START EXTRACTED ENTRIES

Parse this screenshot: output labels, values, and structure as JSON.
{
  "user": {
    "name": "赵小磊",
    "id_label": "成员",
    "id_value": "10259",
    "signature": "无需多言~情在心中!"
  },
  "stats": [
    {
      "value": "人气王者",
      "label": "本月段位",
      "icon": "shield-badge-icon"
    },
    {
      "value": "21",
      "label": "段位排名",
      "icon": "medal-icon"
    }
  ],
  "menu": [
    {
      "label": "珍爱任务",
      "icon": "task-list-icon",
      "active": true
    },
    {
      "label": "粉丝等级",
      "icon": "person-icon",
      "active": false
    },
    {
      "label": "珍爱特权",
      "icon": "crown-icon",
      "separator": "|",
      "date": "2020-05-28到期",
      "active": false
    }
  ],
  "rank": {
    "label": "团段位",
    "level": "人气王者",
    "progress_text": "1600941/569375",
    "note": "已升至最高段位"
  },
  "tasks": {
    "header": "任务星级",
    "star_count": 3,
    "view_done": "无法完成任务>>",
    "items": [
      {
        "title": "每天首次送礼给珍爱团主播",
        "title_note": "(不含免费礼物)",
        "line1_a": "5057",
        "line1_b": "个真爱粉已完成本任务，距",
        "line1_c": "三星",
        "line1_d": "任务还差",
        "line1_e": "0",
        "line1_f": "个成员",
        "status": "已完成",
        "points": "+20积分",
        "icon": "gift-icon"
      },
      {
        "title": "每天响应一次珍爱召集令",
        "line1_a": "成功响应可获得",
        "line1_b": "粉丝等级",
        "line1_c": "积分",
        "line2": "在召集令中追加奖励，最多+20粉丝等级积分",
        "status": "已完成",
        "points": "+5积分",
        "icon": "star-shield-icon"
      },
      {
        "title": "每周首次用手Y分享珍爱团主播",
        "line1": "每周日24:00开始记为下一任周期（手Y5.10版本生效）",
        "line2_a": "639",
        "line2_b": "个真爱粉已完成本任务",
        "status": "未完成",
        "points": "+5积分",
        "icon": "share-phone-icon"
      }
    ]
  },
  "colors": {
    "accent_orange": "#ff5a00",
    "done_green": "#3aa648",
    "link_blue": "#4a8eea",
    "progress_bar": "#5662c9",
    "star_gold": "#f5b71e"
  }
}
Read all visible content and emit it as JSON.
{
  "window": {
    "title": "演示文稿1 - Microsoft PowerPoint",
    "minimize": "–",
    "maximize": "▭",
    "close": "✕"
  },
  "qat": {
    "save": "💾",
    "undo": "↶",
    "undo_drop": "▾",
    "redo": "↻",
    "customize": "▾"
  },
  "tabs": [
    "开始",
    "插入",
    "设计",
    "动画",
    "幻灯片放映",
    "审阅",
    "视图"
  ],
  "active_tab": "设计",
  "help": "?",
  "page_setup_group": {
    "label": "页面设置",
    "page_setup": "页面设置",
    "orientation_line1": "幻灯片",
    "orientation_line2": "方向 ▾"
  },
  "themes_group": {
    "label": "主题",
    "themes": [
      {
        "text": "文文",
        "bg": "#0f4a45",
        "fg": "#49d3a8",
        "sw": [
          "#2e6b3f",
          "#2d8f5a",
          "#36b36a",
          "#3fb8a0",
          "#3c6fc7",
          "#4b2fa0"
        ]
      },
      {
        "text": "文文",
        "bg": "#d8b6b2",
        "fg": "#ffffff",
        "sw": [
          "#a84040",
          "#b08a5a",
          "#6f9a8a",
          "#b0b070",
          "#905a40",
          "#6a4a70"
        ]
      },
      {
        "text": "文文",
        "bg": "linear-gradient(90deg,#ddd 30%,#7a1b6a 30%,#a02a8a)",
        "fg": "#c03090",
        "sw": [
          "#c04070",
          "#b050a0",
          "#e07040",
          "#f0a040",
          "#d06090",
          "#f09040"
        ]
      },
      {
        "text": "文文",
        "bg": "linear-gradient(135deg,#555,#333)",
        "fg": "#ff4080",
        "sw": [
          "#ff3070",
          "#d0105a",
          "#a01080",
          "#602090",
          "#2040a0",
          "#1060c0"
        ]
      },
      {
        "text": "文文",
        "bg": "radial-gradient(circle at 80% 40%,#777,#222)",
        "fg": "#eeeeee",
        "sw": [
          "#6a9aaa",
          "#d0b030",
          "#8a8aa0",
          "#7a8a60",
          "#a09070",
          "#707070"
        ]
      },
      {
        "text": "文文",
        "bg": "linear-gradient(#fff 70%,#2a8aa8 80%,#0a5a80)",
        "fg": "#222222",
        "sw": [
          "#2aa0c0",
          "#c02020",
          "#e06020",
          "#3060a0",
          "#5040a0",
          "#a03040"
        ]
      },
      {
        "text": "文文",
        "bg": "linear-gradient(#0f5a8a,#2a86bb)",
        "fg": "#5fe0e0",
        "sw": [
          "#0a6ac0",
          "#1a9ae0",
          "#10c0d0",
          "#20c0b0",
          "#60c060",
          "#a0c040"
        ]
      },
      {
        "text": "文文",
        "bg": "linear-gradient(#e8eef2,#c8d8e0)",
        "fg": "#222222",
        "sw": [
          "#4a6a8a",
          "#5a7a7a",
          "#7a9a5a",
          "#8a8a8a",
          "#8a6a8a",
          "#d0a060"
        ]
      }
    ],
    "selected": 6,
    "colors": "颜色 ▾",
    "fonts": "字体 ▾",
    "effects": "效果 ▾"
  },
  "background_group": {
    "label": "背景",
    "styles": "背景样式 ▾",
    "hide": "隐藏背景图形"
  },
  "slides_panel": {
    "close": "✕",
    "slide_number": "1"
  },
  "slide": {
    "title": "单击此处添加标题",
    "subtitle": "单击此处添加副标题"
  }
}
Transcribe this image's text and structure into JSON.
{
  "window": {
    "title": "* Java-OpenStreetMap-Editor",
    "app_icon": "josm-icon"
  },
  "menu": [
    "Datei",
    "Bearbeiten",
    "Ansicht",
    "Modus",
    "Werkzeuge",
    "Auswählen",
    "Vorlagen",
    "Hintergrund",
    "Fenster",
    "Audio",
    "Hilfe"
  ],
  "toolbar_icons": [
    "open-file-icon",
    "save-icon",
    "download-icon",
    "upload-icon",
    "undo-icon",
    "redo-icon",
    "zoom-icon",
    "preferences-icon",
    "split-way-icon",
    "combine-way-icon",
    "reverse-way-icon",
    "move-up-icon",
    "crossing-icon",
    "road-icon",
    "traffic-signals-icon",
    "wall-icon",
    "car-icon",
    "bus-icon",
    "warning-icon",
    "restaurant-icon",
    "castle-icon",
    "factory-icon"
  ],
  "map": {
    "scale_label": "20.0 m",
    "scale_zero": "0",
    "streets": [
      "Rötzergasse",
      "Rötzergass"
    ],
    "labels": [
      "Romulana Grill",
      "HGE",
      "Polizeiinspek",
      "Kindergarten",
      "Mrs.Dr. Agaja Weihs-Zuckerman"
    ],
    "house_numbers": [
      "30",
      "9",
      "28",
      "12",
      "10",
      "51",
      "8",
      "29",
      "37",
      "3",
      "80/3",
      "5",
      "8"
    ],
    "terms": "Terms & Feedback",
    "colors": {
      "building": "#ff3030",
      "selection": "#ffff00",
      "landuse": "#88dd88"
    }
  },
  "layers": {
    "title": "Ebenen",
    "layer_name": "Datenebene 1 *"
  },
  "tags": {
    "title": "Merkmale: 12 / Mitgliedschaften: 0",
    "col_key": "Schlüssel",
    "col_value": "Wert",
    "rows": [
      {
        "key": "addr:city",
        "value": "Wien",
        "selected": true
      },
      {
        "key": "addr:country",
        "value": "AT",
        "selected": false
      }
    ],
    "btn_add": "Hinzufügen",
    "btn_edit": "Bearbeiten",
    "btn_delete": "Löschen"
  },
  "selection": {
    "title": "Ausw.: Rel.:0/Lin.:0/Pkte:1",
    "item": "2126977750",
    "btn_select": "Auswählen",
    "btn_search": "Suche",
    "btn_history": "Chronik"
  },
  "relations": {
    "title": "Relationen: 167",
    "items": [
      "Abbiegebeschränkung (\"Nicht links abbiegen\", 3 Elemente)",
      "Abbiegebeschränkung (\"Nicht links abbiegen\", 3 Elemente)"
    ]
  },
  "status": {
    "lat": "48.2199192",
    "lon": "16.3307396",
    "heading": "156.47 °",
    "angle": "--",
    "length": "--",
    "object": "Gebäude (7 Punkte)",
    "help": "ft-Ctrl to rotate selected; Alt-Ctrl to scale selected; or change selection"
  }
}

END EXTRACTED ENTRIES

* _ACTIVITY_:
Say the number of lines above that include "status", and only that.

* _TASK RESPONSE_:
4